Redefining FEAR

As clinicians we typically spend a lot of time on treatment approach and progression.  Perhaps more so than anything else our focus always seems drawn to Therapeutic Exercise Prescription.  How, when, why to prescribe exercises and what specific interventions should be used, and what the heck is "functional" exercise?  Whenever I take or teach continuing education courses there seems to be a universal agreement that there is a lack of courses/literature/etc to give clinicians tools for exercise prescription.  It is one thing to learn or practice an exercise with a patient, and a complete other to understand regression/progressions and adaptations of that exercise.  In order to help clinicians and patients better understand exercise prescription I have tried to develop something easy to remember - the idea to instill F.E.A.R. into your workouts and therapy.  Now before you jump to conclusions let me explain what I mean by F.E.A.R.:

Functional:  The best way to think about Functional Exercises is simply exercises that incorporate a wide array of posture/muscles rather then simply working muscles in isolation.  Think "more bang for your buck".  Some great functional exercises include the deadlift, kettlebell carry's/holds and swings, breathing, turkish get ups, chops and lifts in various positions, rather than straight leg raises, bicep curls, or rotator cuff band work.  I would not consider the latter "bad" but I would argue that as movement specialists teaching someone a straight leg raise is not exactly skilled care.  

Enjoyable:  Yes, believe it or not rehab is allowed to be fun!  Finding a way to engage your patients, especially if they have kids, is a great way to ensure that they will adhere to a HEP.  I often use the "smile test".  Can your patient smile in that position?  If they can it is probably not painful and something they can repeat safely without having to worry about pain.  Furthermore adding a ball toss, mirroring, or super setting activities (rather than have long breaks between exercises) can keep your patient engaged.  Go home and have your patients play with their kids, hold their babies, or play catch - just do so in tall or half kneeling, quadruped or in advanced cases you can even throw in a single leg stance.    

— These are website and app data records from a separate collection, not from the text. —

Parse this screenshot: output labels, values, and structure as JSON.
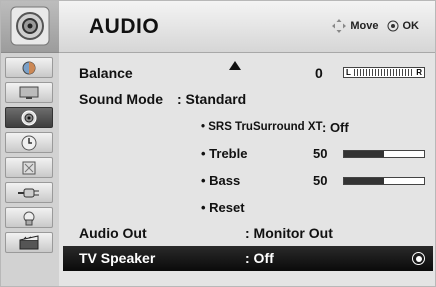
{
  "header": {
    "title": "AUDIO",
    "move_label": "Move",
    "ok_label": "OK"
  },
  "sidebar": {
    "items": [
      {
        "icon": "picture-icon"
      },
      {
        "icon": "screen-icon"
      },
      {
        "icon": "audio-icon",
        "active": true
      },
      {
        "icon": "time-icon"
      },
      {
        "icon": "option-icon"
      },
      {
        "icon": "input-icon"
      },
      {
        "icon": "lock-icon"
      },
      {
        "icon": "media-icon"
      }
    ]
  },
  "menu": {
    "balance": {
      "label": "Balance",
      "value": "0",
      "left_mark": "L",
      "right_mark": "R",
      "position": 0
    },
    "sound_mode": {
      "label": "Sound Mode",
      "value": ": Standard"
    },
    "srs": {
      "label": "• SRS TruSurround XT",
      "value": ": Off"
    },
    "treble": {
      "label": "• Treble",
      "value": "50",
      "level": 0.5
    },
    "bass": {
      "label": "• Bass",
      "value": "50",
      "level": 0.5
    },
    "reset": {
      "label": "• Reset"
    },
    "audio_out": {
      "label": "Audio Out",
      "value": ": Monitor Out"
    },
    "tv_speaker": {
      "label": "TV Speaker",
      "value": ": Off"
    }
  },
  "colors": {
    "highlight": "#111111",
    "sidebar_active": "#4a4a4a",
    "background": "#e4e4e4"
  }
}
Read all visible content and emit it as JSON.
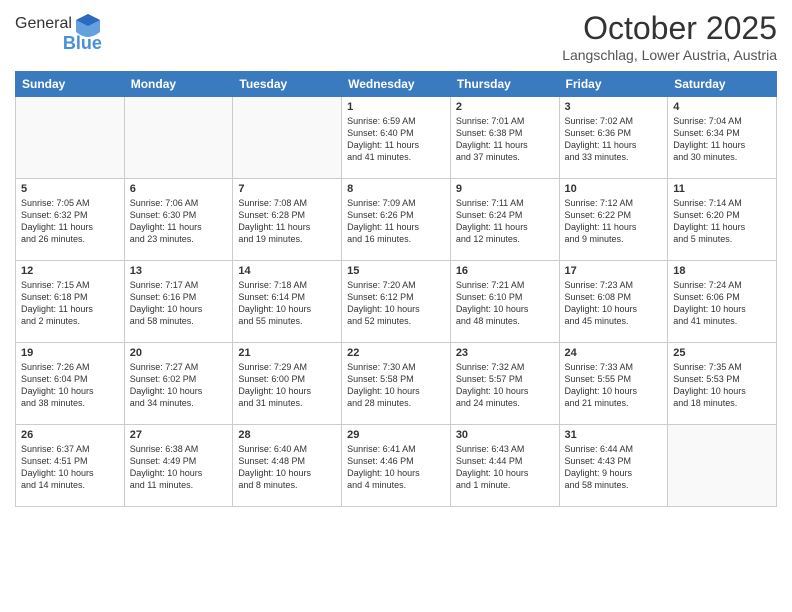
{
  "header": {
    "logo_general": "General",
    "logo_blue": "Blue",
    "month_title": "October 2025",
    "location": "Langschlag, Lower Austria, Austria"
  },
  "weekdays": [
    "Sunday",
    "Monday",
    "Tuesday",
    "Wednesday",
    "Thursday",
    "Friday",
    "Saturday"
  ],
  "weeks": [
    [
      {
        "day": "",
        "info": ""
      },
      {
        "day": "",
        "info": ""
      },
      {
        "day": "",
        "info": ""
      },
      {
        "day": "1",
        "info": "Sunrise: 6:59 AM\nSunset: 6:40 PM\nDaylight: 11 hours\nand 41 minutes."
      },
      {
        "day": "2",
        "info": "Sunrise: 7:01 AM\nSunset: 6:38 PM\nDaylight: 11 hours\nand 37 minutes."
      },
      {
        "day": "3",
        "info": "Sunrise: 7:02 AM\nSunset: 6:36 PM\nDaylight: 11 hours\nand 33 minutes."
      },
      {
        "day": "4",
        "info": "Sunrise: 7:04 AM\nSunset: 6:34 PM\nDaylight: 11 hours\nand 30 minutes."
      }
    ],
    [
      {
        "day": "5",
        "info": "Sunrise: 7:05 AM\nSunset: 6:32 PM\nDaylight: 11 hours\nand 26 minutes."
      },
      {
        "day": "6",
        "info": "Sunrise: 7:06 AM\nSunset: 6:30 PM\nDaylight: 11 hours\nand 23 minutes."
      },
      {
        "day": "7",
        "info": "Sunrise: 7:08 AM\nSunset: 6:28 PM\nDaylight: 11 hours\nand 19 minutes."
      },
      {
        "day": "8",
        "info": "Sunrise: 7:09 AM\nSunset: 6:26 PM\nDaylight: 11 hours\nand 16 minutes."
      },
      {
        "day": "9",
        "info": "Sunrise: 7:11 AM\nSunset: 6:24 PM\nDaylight: 11 hours\nand 12 minutes."
      },
      {
        "day": "10",
        "info": "Sunrise: 7:12 AM\nSunset: 6:22 PM\nDaylight: 11 hours\nand 9 minutes."
      },
      {
        "day": "11",
        "info": "Sunrise: 7:14 AM\nSunset: 6:20 PM\nDaylight: 11 hours\nand 5 minutes."
      }
    ],
    [
      {
        "day": "12",
        "info": "Sunrise: 7:15 AM\nSunset: 6:18 PM\nDaylight: 11 hours\nand 2 minutes."
      },
      {
        "day": "13",
        "info": "Sunrise: 7:17 AM\nSunset: 6:16 PM\nDaylight: 10 hours\nand 58 minutes."
      },
      {
        "day": "14",
        "info": "Sunrise: 7:18 AM\nSunset: 6:14 PM\nDaylight: 10 hours\nand 55 minutes."
      },
      {
        "day": "15",
        "info": "Sunrise: 7:20 AM\nSunset: 6:12 PM\nDaylight: 10 hours\nand 52 minutes."
      },
      {
        "day": "16",
        "info": "Sunrise: 7:21 AM\nSunset: 6:10 PM\nDaylight: 10 hours\nand 48 minutes."
      },
      {
        "day": "17",
        "info": "Sunrise: 7:23 AM\nSunset: 6:08 PM\nDaylight: 10 hours\nand 45 minutes."
      },
      {
        "day": "18",
        "info": "Sunrise: 7:24 AM\nSunset: 6:06 PM\nDaylight: 10 hours\nand 41 minutes."
      }
    ],
    [
      {
        "day": "19",
        "info": "Sunrise: 7:26 AM\nSunset: 6:04 PM\nDaylight: 10 hours\nand 38 minutes."
      },
      {
        "day": "20",
        "info": "Sunrise: 7:27 AM\nSunset: 6:02 PM\nDaylight: 10 hours\nand 34 minutes."
      },
      {
        "day": "21",
        "info": "Sunrise: 7:29 AM\nSunset: 6:00 PM\nDaylight: 10 hours\nand 31 minutes."
      },
      {
        "day": "22",
        "info": "Sunrise: 7:30 AM\nSunset: 5:58 PM\nDaylight: 10 hours\nand 28 minutes."
      },
      {
        "day": "23",
        "info": "Sunrise: 7:32 AM\nSunset: 5:57 PM\nDaylight: 10 hours\nand 24 minutes."
      },
      {
        "day": "24",
        "info": "Sunrise: 7:33 AM\nSunset: 5:55 PM\nDaylight: 10 hours\nand 21 minutes."
      },
      {
        "day": "25",
        "info": "Sunrise: 7:35 AM\nSunset: 5:53 PM\nDaylight: 10 hours\nand 18 minutes."
      }
    ],
    [
      {
        "day": "26",
        "info": "Sunrise: 6:37 AM\nSunset: 4:51 PM\nDaylight: 10 hours\nand 14 minutes."
      },
      {
        "day": "27",
        "info": "Sunrise: 6:38 AM\nSunset: 4:49 PM\nDaylight: 10 hours\nand 11 minutes."
      },
      {
        "day": "28",
        "info": "Sunrise: 6:40 AM\nSunset: 4:48 PM\nDaylight: 10 hours\nand 8 minutes."
      },
      {
        "day": "29",
        "info": "Sunrise: 6:41 AM\nSunset: 4:46 PM\nDaylight: 10 hours\nand 4 minutes."
      },
      {
        "day": "30",
        "info": "Sunrise: 6:43 AM\nSunset: 4:44 PM\nDaylight: 10 hours\nand 1 minute."
      },
      {
        "day": "31",
        "info": "Sunrise: 6:44 AM\nSunset: 4:43 PM\nDaylight: 9 hours\nand 58 minutes."
      },
      {
        "day": "",
        "info": ""
      }
    ]
  ]
}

Adaptable:  One of the biggest issues patients have had in the past is that they do not have "space" or "equipment" or lose every band you ever give them.  With that being said it is simple to view exercise prescription or progression in the same way as development.  We can "work" any muscle or movement in different positions rather then trying to change the color of a band or adding more weights or sets.  Furthermore by utilizing postures the only amount of space your patient needs to perform a HEP simply depends on how tall they are.  So there should be plenty of room even in those studio apartments in NYC.  The positions we utilize most in our rehab approaches are:

  • Supine/Prone:  The ground provides maximal stability so you can focus efforts on mobility work, breathing, or gravity eliminated resisted movements.  This is also a good start point for graded exposure.  For instance if a patient has difficulty bending/extending then performing long sit and reach or prone press ups will still produce the same "physiological" movement but may perhaps be less threatening for the brain.
  • Sphinx: A great transitional posture.  Easy position to begin postural re-education, scapular stabilization, thoracic mobility, and cervical disassociation.  
  • Quadruped:  A position of increasing stability demands for the body but continues to de-load the spine.  This can allow for reflexive firing and activation of the spinal stabilizers by practicing such things as crawling, bird dogs, cat/camels.  This position can further be altered by raising the level of the ground to incorporate raising the hips to become inverted, or by raising the hands to make the exercise/weight-bearing requirement easier.
  • Tall and 1/2 Kneeling:  The first posture to include a loaded spine against gravity.  A great position to utilize to begin understanding and maintaining midline stability, building reflexive stability of the hips and to introduce asymmetrical hip positions.  This can also be used for knee/ankle surgery patients especially if they are NWB earlier in rehab in order to maintain/incorporate fitness into their routines.  Yes we also mentioned post op knees - aside from some discomfort which is usually driven by real "fear"a kneeling position is NOT loading the knee and it is safe for your post op patients assuming they meet the range of motion requirements, typically 90 degrees.  
Sphinx.jpg
Here are examples of the sphinx (left), quadruped (center), and tall kneeling (right)

Here are examples of the sphinx (left), quadruped (center), and tall kneeling (right)

Repeatable:  By repeatable we simply mean that the exercises should have an impact on the patients "comparable" sign when repeated.  For instance if dealing with a shoulder patient who has pain at end range flexion at the end of your session and therapeutic prescription repeat their test, in this case shoulder flexion to see if you have made an impact.  This should give you instant feedback if you were on the right track and furthermore if you are prescribing the right things your patients will more easily and willingly buy in to rehab.  

We hope this was helpful!  If you would like to see any of the above variations just let us know and we would be happy to share!

Until next time Happy Rehabbing!